#### What is required:
Print every record exactly, but leave out the pictures.
(Data supplied)
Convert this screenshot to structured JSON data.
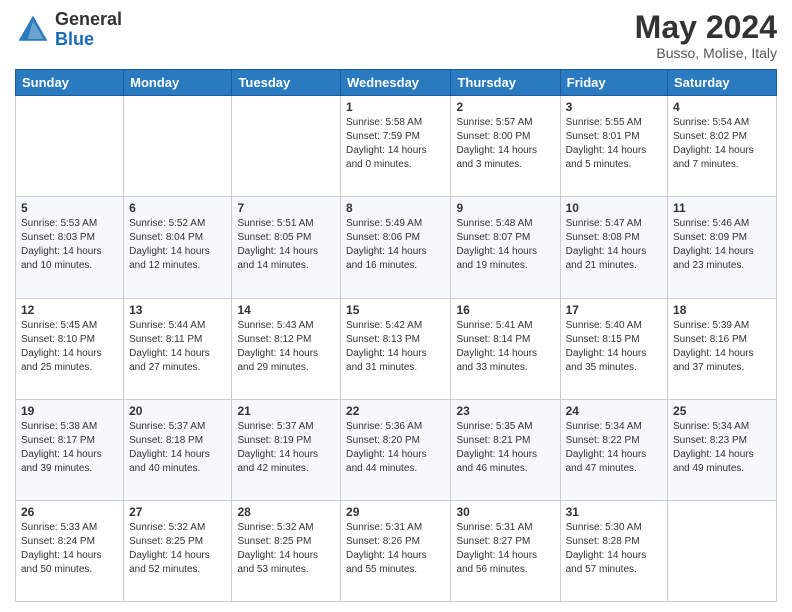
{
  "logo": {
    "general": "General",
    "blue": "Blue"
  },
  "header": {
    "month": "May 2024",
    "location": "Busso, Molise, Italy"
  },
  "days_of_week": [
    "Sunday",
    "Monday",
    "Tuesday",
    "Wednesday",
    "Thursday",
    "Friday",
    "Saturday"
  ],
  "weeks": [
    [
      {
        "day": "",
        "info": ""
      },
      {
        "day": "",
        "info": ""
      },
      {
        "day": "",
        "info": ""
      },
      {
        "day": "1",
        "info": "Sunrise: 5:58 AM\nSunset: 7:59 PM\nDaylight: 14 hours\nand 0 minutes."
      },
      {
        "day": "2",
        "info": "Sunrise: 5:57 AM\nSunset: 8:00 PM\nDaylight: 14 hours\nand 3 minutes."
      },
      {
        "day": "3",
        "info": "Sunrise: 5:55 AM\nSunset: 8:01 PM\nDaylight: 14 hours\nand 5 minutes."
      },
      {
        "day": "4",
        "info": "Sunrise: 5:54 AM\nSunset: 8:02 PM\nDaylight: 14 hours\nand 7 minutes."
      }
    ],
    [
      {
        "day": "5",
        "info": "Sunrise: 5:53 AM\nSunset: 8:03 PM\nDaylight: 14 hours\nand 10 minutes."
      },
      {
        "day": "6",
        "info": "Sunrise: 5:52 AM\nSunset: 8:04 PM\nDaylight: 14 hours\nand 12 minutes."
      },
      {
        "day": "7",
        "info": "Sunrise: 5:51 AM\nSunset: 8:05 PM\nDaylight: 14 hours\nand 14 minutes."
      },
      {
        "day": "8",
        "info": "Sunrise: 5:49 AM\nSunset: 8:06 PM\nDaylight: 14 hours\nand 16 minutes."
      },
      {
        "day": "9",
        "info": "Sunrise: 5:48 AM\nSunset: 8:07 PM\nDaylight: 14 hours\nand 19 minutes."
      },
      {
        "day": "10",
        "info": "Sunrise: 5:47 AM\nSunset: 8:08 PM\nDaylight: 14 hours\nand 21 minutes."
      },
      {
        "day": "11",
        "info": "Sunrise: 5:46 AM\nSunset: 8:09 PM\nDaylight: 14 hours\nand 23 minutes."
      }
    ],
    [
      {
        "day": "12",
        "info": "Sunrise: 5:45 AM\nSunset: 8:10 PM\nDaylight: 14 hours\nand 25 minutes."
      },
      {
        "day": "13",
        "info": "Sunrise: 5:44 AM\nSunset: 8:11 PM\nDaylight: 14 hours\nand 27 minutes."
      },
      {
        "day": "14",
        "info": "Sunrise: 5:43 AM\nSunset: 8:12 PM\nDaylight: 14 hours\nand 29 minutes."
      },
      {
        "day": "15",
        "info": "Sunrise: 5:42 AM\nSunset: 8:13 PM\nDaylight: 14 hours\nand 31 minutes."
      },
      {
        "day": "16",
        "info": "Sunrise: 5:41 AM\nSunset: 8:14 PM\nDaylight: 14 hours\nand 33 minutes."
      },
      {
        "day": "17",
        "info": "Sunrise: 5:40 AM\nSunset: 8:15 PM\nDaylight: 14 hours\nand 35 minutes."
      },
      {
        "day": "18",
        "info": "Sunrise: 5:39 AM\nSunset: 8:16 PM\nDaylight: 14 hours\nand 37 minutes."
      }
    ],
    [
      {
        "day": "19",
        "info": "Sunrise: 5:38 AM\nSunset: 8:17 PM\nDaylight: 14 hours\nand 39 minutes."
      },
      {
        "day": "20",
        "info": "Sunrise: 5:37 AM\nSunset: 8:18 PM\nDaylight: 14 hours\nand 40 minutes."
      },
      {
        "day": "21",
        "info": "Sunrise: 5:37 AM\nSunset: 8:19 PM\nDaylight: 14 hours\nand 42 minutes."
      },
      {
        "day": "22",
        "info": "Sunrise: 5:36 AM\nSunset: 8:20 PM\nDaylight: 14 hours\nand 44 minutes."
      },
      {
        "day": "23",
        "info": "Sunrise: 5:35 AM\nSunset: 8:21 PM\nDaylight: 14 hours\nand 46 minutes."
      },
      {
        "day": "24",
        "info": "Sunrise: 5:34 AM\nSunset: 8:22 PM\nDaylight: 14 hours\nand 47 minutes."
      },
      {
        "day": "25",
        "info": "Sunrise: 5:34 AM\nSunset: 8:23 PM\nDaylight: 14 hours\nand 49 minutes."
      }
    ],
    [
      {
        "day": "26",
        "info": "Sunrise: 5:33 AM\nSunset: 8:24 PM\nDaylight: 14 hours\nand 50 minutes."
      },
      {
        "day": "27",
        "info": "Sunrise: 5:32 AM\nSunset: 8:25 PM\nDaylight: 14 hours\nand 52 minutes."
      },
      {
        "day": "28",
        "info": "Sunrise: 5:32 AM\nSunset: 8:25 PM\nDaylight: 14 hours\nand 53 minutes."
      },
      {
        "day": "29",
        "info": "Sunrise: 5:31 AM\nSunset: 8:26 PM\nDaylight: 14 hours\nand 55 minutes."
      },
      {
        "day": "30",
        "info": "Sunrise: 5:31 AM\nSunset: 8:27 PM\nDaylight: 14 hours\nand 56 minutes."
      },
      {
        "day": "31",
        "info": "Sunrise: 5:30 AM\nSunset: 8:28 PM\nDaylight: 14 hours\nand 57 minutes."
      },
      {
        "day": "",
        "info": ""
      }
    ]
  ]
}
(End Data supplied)
#### Result of the task:
Convert this screenshot to structured JSON data.
{
  "logo": {
    "general": "General",
    "blue": "Blue"
  },
  "header": {
    "month": "May 2024",
    "location": "Busso, Molise, Italy"
  },
  "days_of_week": [
    "Sunday",
    "Monday",
    "Tuesday",
    "Wednesday",
    "Thursday",
    "Friday",
    "Saturday"
  ],
  "weeks": [
    [
      {
        "day": "",
        "info": ""
      },
      {
        "day": "",
        "info": ""
      },
      {
        "day": "",
        "info": ""
      },
      {
        "day": "1",
        "info": "Sunrise: 5:58 AM\nSunset: 7:59 PM\nDaylight: 14 hours\nand 0 minutes."
      },
      {
        "day": "2",
        "info": "Sunrise: 5:57 AM\nSunset: 8:00 PM\nDaylight: 14 hours\nand 3 minutes."
      },
      {
        "day": "3",
        "info": "Sunrise: 5:55 AM\nSunset: 8:01 PM\nDaylight: 14 hours\nand 5 minutes."
      },
      {
        "day": "4",
        "info": "Sunrise: 5:54 AM\nSunset: 8:02 PM\nDaylight: 14 hours\nand 7 minutes."
      }
    ],
    [
      {
        "day": "5",
        "info": "Sunrise: 5:53 AM\nSunset: 8:03 PM\nDaylight: 14 hours\nand 10 minutes."
      },
      {
        "day": "6",
        "info": "Sunrise: 5:52 AM\nSunset: 8:04 PM\nDaylight: 14 hours\nand 12 minutes."
      },
      {
        "day": "7",
        "info": "Sunrise: 5:51 AM\nSunset: 8:05 PM\nDaylight: 14 hours\nand 14 minutes."
      },
      {
        "day": "8",
        "info": "Sunrise: 5:49 AM\nSunset: 8:06 PM\nDaylight: 14 hours\nand 16 minutes."
      },
      {
        "day": "9",
        "info": "Sunrise: 5:48 AM\nSunset: 8:07 PM\nDaylight: 14 hours\nand 19 minutes."
      },
      {
        "day": "10",
        "info": "Sunrise: 5:47 AM\nSunset: 8:08 PM\nDaylight: 14 hours\nand 21 minutes."
      },
      {
        "day": "11",
        "info": "Sunrise: 5:46 AM\nSunset: 8:09 PM\nDaylight: 14 hours\nand 23 minutes."
      }
    ],
    [
      {
        "day": "12",
        "info": "Sunrise: 5:45 AM\nSunset: 8:10 PM\nDaylight: 14 hours\nand 25 minutes."
      },
      {
        "day": "13",
        "info": "Sunrise: 5:44 AM\nSunset: 8:11 PM\nDaylight: 14 hours\nand 27 minutes."
      },
      {
        "day": "14",
        "info": "Sunrise: 5:43 AM\nSunset: 8:12 PM\nDaylight: 14 hours\nand 29 minutes."
      },
      {
        "day": "15",
        "info": "Sunrise: 5:42 AM\nSunset: 8:13 PM\nDaylight: 14 hours\nand 31 minutes."
      },
      {
        "day": "16",
        "info": "Sunrise: 5:41 AM\nSunset: 8:14 PM\nDaylight: 14 hours\nand 33 minutes."
      },
      {
        "day": "17",
        "info": "Sunrise: 5:40 AM\nSunset: 8:15 PM\nDaylight: 14 hours\nand 35 minutes."
      },
      {
        "day": "18",
        "info": "Sunrise: 5:39 AM\nSunset: 8:16 PM\nDaylight: 14 hours\nand 37 minutes."
      }
    ],
    [
      {
        "day": "19",
        "info": "Sunrise: 5:38 AM\nSunset: 8:17 PM\nDaylight: 14 hours\nand 39 minutes."
      },
      {
        "day": "20",
        "info": "Sunrise: 5:37 AM\nSunset: 8:18 PM\nDaylight: 14 hours\nand 40 minutes."
      },
      {
        "day": "21",
        "info": "Sunrise: 5:37 AM\nSunset: 8:19 PM\nDaylight: 14 hours\nand 42 minutes."
      },
      {
        "day": "22",
        "info": "Sunrise: 5:36 AM\nSunset: 8:20 PM\nDaylight: 14 hours\nand 44 minutes."
      },
      {
        "day": "23",
        "info": "Sunrise: 5:35 AM\nSunset: 8:21 PM\nDaylight: 14 hours\nand 46 minutes."
      },
      {
        "day": "24",
        "info": "Sunrise: 5:34 AM\nSunset: 8:22 PM\nDaylight: 14 hours\nand 47 minutes."
      },
      {
        "day": "25",
        "info": "Sunrise: 5:34 AM\nSunset: 8:23 PM\nDaylight: 14 hours\nand 49 minutes."
      }
    ],
    [
      {
        "day": "26",
        "info": "Sunrise: 5:33 AM\nSunset: 8:24 PM\nDaylight: 14 hours\nand 50 minutes."
      },
      {
        "day": "27",
        "info": "Sunrise: 5:32 AM\nSunset: 8:25 PM\nDaylight: 14 hours\nand 52 minutes."
      },
      {
        "day": "28",
        "info": "Sunrise: 5:32 AM\nSunset: 8:25 PM\nDaylight: 14 hours\nand 53 minutes."
      },
      {
        "day": "29",
        "info": "Sunrise: 5:31 AM\nSunset: 8:26 PM\nDaylight: 14 hours\nand 55 minutes."
      },
      {
        "day": "30",
        "info": "Sunrise: 5:31 AM\nSunset: 8:27 PM\nDaylight: 14 hours\nand 56 minutes."
      },
      {
        "day": "31",
        "info": "Sunrise: 5:30 AM\nSunset: 8:28 PM\nDaylight: 14 hours\nand 57 minutes."
      },
      {
        "day": "",
        "info": ""
      }
    ]
  ]
}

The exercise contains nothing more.